Records from a data collection:
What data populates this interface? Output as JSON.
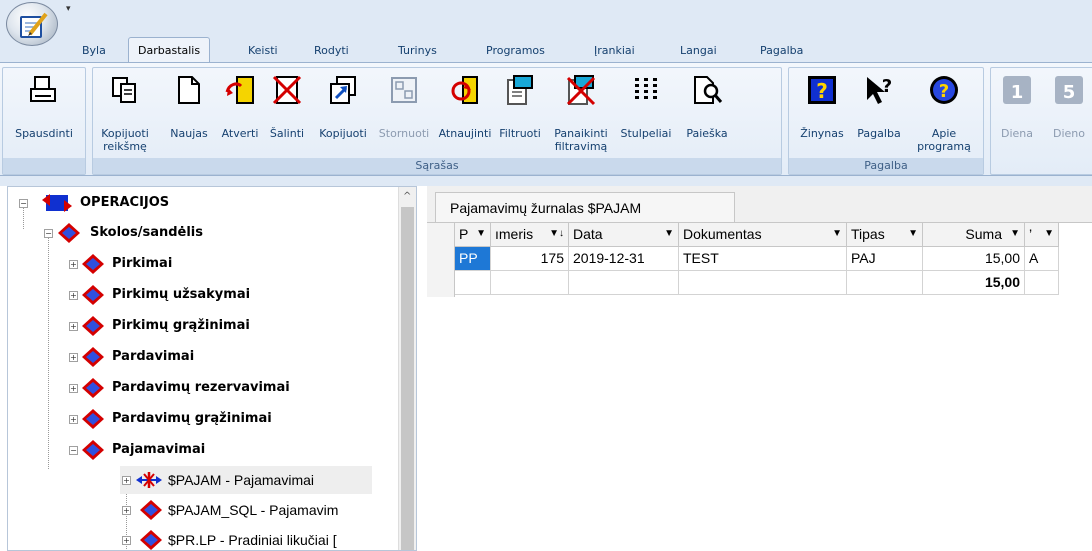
{
  "ribbon_tabs": [
    "Byla",
    "Darbastalis",
    "Keisti",
    "Rodyti",
    "Turinys",
    "Programos",
    "Įrankiai",
    "Langai",
    "Pagalba"
  ],
  "groups": {
    "print": "",
    "list": "Sąrašas",
    "help": "Pagalba"
  },
  "buttons": {
    "print": "Spausdinti",
    "copy_value_1": "Kopijuoti",
    "copy_value_2": "reikšmę",
    "new": "Naujas",
    "open": "Atverti",
    "delete": "Šalinti",
    "copy": "Kopijuoti",
    "reverse": "Stornuoti",
    "refresh": "Atnaujinti",
    "filter": "Filtruoti",
    "unfilter_1": "Panaikinti",
    "unfilter_2": "filtravimą",
    "columns": "Stulpeliai",
    "search": "Paieška",
    "directories": "Žinynas",
    "help": "Pagalba",
    "about_1": "Apie",
    "about_2": "programą",
    "day_num": "1",
    "day": "Diena",
    "days_num": "5",
    "days": "Dieno"
  },
  "tree": {
    "root": "OPERACIJOS",
    "debts": "Skolos/sandėlis",
    "items": [
      "Pirkimai",
      "Pirkimų užsakymai",
      "Pirkimų grąžinimai",
      "Pardavimai",
      "Pardavimų rezervavimai",
      "Pardavimų grąžinimai",
      "Pajamavimai"
    ],
    "sub": [
      "$PAJAM - Pajamavimai",
      "$PAJAM_SQL - Pajamavim",
      "$PR.LP - Pradiniai likučiai ["
    ]
  },
  "journal": {
    "title": "Pajamavimų žurnalas $PAJAM",
    "headers": [
      "P",
      "ımeris",
      "Data",
      "Dokumentas",
      "Tipas",
      "Suma",
      "’"
    ],
    "row": [
      "PP",
      "175",
      "2019-12-31",
      "TEST",
      "PAJ",
      "15,00",
      "A"
    ],
    "total": "15,00"
  },
  "colors": {
    "ribbon_bg": "#e3ecf7",
    "accent": "#15406f",
    "selection": "#1e78d6"
  }
}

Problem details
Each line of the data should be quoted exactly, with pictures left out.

Output
What data populates this interface? Output as JSON.
{
  "ribbon_tabs": [
    "Byla",
    "Darbastalis",
    "Keisti",
    "Rodyti",
    "Turinys",
    "Programos",
    "Įrankiai",
    "Langai",
    "Pagalba"
  ],
  "groups": {
    "print": "",
    "list": "Sąrašas",
    "help": "Pagalba"
  },
  "buttons": {
    "print": "Spausdinti",
    "copy_value_1": "Kopijuoti",
    "copy_value_2": "reikšmę",
    "new": "Naujas",
    "open": "Atverti",
    "delete": "Šalinti",
    "copy": "Kopijuoti",
    "reverse": "Stornuoti",
    "refresh": "Atnaujinti",
    "filter": "Filtruoti",
    "unfilter_1": "Panaikinti",
    "unfilter_2": "filtravimą",
    "columns": "Stulpeliai",
    "search": "Paieška",
    "directories": "Žinynas",
    "help": "Pagalba",
    "about_1": "Apie",
    "about_2": "programą",
    "day_num": "1",
    "day": "Diena",
    "days_num": "5",
    "days": "Dieno"
  },
  "tree": {
    "root": "OPERACIJOS",
    "debts": "Skolos/sandėlis",
    "items": [
      "Pirkimai",
      "Pirkimų užsakymai",
      "Pirkimų grąžinimai",
      "Pardavimai",
      "Pardavimų rezervavimai",
      "Pardavimų grąžinimai",
      "Pajamavimai"
    ],
    "sub": [
      "$PAJAM - Pajamavimai",
      "$PAJAM_SQL - Pajamavim",
      "$PR.LP - Pradiniai likučiai ["
    ]
  },
  "journal": {
    "title": "Pajamavimų žurnalas $PAJAM",
    "headers": [
      "P",
      "ımeris",
      "Data",
      "Dokumentas",
      "Tipas",
      "Suma",
      "’"
    ],
    "row": [
      "PP",
      "175",
      "2019-12-31",
      "TEST",
      "PAJ",
      "15,00",
      "A"
    ],
    "total": "15,00"
  },
  "colors": {
    "ribbon_bg": "#e3ecf7",
    "accent": "#15406f",
    "selection": "#1e78d6"
  }
}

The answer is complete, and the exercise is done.